Work instruction |
Look for the string "list" in the data below, and copy each line that holds it.

Supplied data |
◆ ◆ ◆
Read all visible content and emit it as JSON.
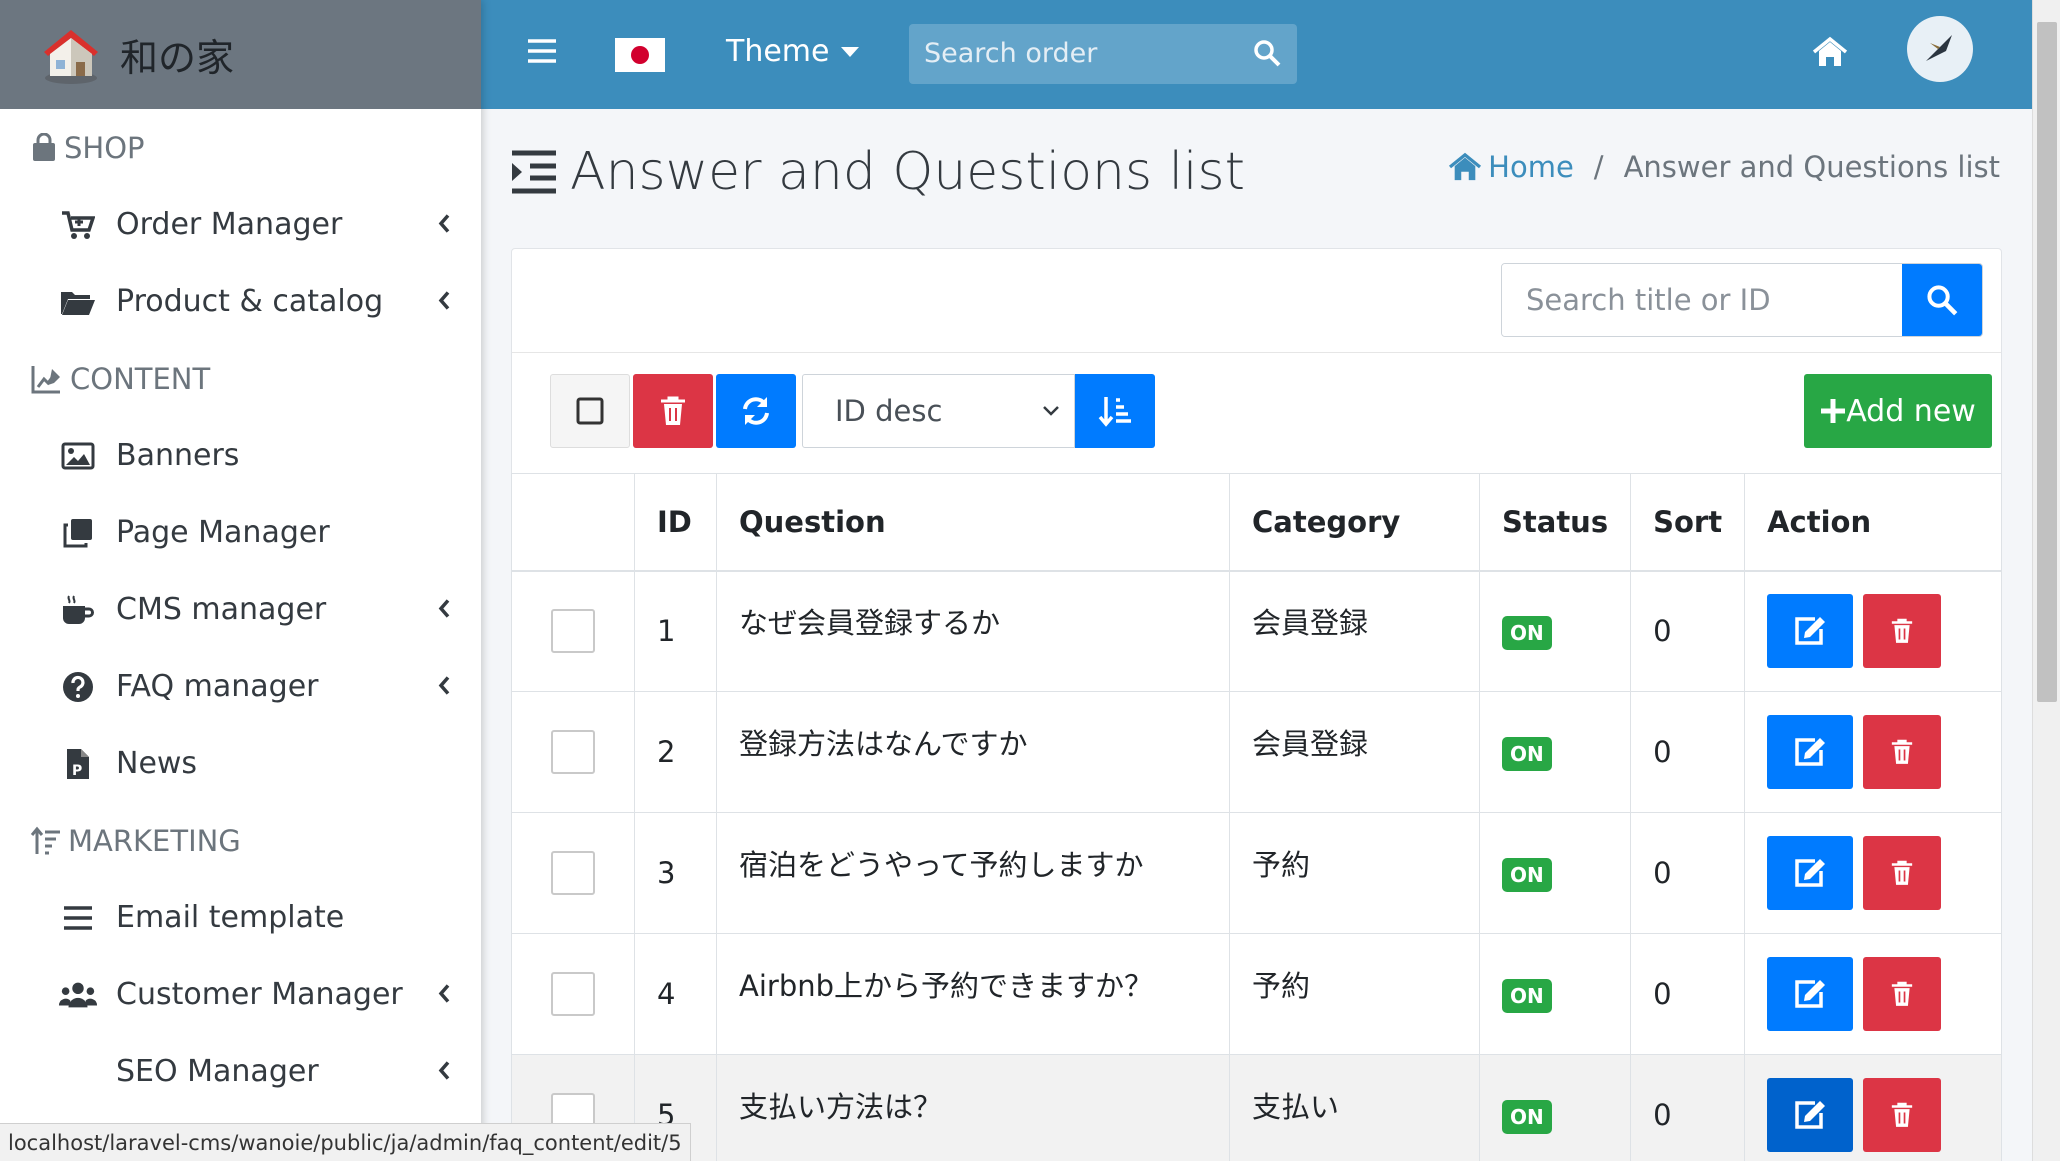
{
  "brand": {
    "name": "和の家"
  },
  "sidebar": {
    "sections": [
      {
        "header": "SHOP",
        "icon": "shopping-bag-icon",
        "items": [
          {
            "label": "Order Manager",
            "icon": "cart-icon",
            "chevron": true
          },
          {
            "label": "Product & catalog",
            "icon": "folder-open-icon",
            "chevron": true
          }
        ]
      },
      {
        "header": "CONTENT",
        "icon": "chart-edit-icon",
        "items": [
          {
            "label": "Banners",
            "icon": "image-icon",
            "chevron": false
          },
          {
            "label": "Page Manager",
            "icon": "clone-icon",
            "chevron": false
          },
          {
            "label": "CMS manager",
            "icon": "coffee-icon",
            "chevron": true
          },
          {
            "label": "FAQ manager",
            "icon": "question-circle-icon",
            "chevron": true
          },
          {
            "label": "News",
            "icon": "file-p-icon",
            "chevron": false
          }
        ]
      },
      {
        "header": "MARKETING",
        "icon": "sort-amount-icon",
        "items": [
          {
            "label": "Email template",
            "icon": "list-icon",
            "chevron": false
          },
          {
            "label": "Customer Manager",
            "icon": "users-icon",
            "chevron": true
          },
          {
            "label": "SEO Manager",
            "icon": "",
            "chevron": true
          }
        ]
      }
    ]
  },
  "topbar": {
    "theme_label": "Theme",
    "search_placeholder": "Search order",
    "icons": [
      "hamburger-icon",
      "japan-flag-icon",
      "search-icon",
      "home-icon",
      "avatar"
    ]
  },
  "page": {
    "title": "Answer and Questions list",
    "breadcrumb": {
      "home": "Home",
      "separator": "/",
      "current": "Answer and Questions list"
    }
  },
  "card": {
    "search_placeholder": "Search title or ID",
    "sort_value": "ID desc",
    "add_new_label": "Add new"
  },
  "table": {
    "headers": [
      "",
      "ID",
      "Question",
      "Category",
      "Status",
      "Sort",
      "Action"
    ],
    "rows": [
      {
        "id": "1",
        "question": "なぜ会員登録するか",
        "category": "会員登録",
        "status": "ON",
        "sort": "0"
      },
      {
        "id": "2",
        "question": "登録方法はなんですか",
        "category": "会員登録",
        "status": "ON",
        "sort": "0"
      },
      {
        "id": "3",
        "question": "宿泊をどうやって予約しますか",
        "category": "予約",
        "status": "ON",
        "sort": "0"
      },
      {
        "id": "4",
        "question": "Airbnb上から予約できますか？",
        "category": "予約",
        "status": "ON",
        "sort": "0"
      },
      {
        "id": "5",
        "question": "支払い方法は？",
        "category": "支払い",
        "status": "ON",
        "sort": "0"
      }
    ]
  },
  "statusbar": {
    "url": "localhost/laravel-cms/wanoie/public/ja/admin/faq_content/edit/5"
  },
  "colors": {
    "topbar": "#3c8dbc",
    "primary": "#007bff",
    "danger": "#dc3545",
    "success": "#28a745",
    "brand_bg": "#6c7680"
  }
}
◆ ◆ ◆
Result of the task |
            "icon": "list-icon",
    "title": "Answer and Questions list",
      "current": "Answer and Questions list"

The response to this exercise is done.